(No introduction required)
Amongst the new, which is sometimes amazing, sometimes swanky, sometimes ugly, at times simply stupid, the city can offer you sudden glimpses of the past that will leave you breathless.
(Butto Krishto Paul’s house)
I am not really talking about the touristy spots. There are plenty around everywhere. But there are nooks and corners in every city that give you the essence of that city.
(St John’s Church, Job Charnock’s grave can be found here)
I remember when our flight landed in Lucknow I was impressed by the Airport building. It was one of those old colonial styled red-brick things that announce that you have landed in a place that has its uniqueness. But the airlines bus soon took us to a glass and steel monstrosity that constitutes every major or wishing to be major airport in the world. You will have difficulty in separating the Lucknow Airport experience from that of Varanasi or Delhi or Mumbai or Kolkata or Hyderabad or Subarnabhumi or Heathrow. Apart from size they all give you the same ambience and same texture. The cities, unfortunately, are also becoming like that.
(From Mani Square)

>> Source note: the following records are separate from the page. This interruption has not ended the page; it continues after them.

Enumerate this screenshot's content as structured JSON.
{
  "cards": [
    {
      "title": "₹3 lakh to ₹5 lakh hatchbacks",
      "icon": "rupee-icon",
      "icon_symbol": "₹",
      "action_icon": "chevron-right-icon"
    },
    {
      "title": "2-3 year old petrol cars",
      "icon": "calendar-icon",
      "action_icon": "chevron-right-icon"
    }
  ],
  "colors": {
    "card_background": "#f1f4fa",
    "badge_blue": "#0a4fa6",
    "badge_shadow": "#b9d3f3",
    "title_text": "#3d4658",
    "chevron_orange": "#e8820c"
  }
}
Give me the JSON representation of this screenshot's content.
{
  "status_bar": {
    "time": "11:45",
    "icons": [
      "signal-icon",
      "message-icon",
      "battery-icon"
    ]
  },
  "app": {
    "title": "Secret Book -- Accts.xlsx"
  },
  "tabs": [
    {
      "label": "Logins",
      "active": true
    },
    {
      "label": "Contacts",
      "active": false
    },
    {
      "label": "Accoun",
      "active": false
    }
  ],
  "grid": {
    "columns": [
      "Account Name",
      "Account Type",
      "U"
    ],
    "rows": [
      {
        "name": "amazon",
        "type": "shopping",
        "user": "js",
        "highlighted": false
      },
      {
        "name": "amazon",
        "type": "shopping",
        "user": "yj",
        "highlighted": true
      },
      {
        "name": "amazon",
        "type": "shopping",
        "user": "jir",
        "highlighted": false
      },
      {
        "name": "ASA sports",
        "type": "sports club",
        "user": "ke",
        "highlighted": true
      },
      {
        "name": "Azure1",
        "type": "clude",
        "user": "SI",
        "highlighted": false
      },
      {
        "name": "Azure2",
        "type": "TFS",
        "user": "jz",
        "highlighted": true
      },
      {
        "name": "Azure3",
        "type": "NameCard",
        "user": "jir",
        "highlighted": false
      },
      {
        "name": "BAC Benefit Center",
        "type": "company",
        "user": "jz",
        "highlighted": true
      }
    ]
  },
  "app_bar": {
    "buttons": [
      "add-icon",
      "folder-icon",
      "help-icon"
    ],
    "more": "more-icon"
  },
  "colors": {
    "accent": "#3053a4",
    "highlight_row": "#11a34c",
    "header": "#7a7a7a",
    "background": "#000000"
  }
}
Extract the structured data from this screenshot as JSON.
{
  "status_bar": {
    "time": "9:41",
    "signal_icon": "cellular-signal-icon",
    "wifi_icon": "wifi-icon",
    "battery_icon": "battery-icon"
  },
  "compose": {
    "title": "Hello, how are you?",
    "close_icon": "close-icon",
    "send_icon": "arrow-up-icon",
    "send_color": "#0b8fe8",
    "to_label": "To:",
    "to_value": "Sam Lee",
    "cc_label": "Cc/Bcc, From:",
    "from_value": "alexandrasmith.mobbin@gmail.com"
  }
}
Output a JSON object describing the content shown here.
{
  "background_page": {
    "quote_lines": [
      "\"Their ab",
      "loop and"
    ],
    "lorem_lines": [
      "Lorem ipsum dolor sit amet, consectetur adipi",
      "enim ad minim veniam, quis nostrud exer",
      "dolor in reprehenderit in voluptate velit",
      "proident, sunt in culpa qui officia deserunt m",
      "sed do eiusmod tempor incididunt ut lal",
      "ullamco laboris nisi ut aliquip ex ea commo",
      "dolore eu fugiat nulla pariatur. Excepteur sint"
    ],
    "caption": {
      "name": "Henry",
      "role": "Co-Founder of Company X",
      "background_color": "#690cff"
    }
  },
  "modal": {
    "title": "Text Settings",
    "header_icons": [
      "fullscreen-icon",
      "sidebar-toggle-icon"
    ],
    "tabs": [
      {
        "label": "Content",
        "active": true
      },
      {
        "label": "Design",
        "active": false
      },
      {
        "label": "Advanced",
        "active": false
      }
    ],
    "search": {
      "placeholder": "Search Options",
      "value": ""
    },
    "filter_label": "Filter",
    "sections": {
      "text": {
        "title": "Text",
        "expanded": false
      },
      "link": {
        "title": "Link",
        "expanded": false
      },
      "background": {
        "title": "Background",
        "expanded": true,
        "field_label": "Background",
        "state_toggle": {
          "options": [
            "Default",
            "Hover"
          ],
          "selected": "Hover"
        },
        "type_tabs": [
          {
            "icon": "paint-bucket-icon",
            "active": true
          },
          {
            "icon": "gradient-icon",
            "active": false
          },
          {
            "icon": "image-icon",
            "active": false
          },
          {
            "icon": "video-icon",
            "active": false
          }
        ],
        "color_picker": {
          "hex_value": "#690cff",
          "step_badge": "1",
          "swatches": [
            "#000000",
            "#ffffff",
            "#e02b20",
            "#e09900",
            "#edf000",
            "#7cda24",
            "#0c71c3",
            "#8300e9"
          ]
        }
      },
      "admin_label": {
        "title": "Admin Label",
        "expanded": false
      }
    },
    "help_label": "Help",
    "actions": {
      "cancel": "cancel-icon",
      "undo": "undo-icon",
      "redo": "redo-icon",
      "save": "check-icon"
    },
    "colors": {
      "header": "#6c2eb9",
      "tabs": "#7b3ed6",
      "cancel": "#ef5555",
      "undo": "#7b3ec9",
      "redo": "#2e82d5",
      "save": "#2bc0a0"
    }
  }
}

(This magnificent house near Ram Mandir on Chittaranjan Avenue is now half covered in glass)
That is why the older parts of all the cities still remain interesting. They still present the aura of an oldness that is luxurious, that can afford glamour, can envision beauty. Most significantly, they defy the static and faceless functionality that we are ruled by.
(Not far from Chittaranjan Avenue)
(Inside a mansion near Ganesh Talkies)
They speak of a time when each city could be different. None would have the burden of becoming hubs of commerce playing this ultra vicious game of survival.
(Chhatu Babu and Latu Babu’s house of worship)
Nowadays, even nostalgia has been packaged and is available in the market for a decent price. There are a non-ending number of heritage walks which more often than not take you for a ride – all they can provide are ill prepared guides, ill prepared plans and stories that hardly satisfy. There are few who are brilliant. But my advice would be to take good care and research well before you invest your time and money in any such.
Or you can simply do what I do.
I have a friend, who has been mentioned in these pages earlier, who know lots about the city. I call him and he takes me to these places. He loves to go to these places. We love to go to these places. It is a complete win-win situation. (Though I must warn you, this also includes a handsome amount of walking!) I am not asking you to call him. He will be extremely upset if you do so. Instead, just go out, google places. Use google map. You will be surprised how much you will find.
(Carvings found on the wall of a house in Pathuriaghata Street, the second photo shows the detail, I think Robert Langdon would be intrigued)
You don’t have to memorize history of each and every edifice or road. Some are so fascinating that they will stay with you anyway. Others will give you a sense of context, a sense of the grandeur that is now lost. But in our memory that grandeur can survive.
(Pari Bari near Rabindra Sarani, the second shot shows the Pari)
There is no difficulty as such. Just pick a road anywhere within the first borders of the city (roughly the Circular Canal on the north and Bhawanipur on the south, Ganga on the West and what is now APC Road on the East) and you will be amazed. Let me give you an extra hint: Rabindra Sarani (formerly known as Chitpur Road) is a treasure trove.
(Lohia Hospital and Ghari Bari belonging to the Mallick family, Rabindra Sarani)
There are fantastic buildings beyond this map, but they were all pleasure houses and country houses of the rich and famous. Perhaps there will be a post about them another time.
If you love your city, do this. You will fall more in love. If you don’t love your city, do this. You may or may not fall in love. But you certainly will know the old place. You will come across people who are amazing. You will see how some are so greedy that they cannot see what they are destroying. But you will get to face some of the living relics that speak to us from the past. Get acquainted with them. They might just prove to be more fascinating than you think.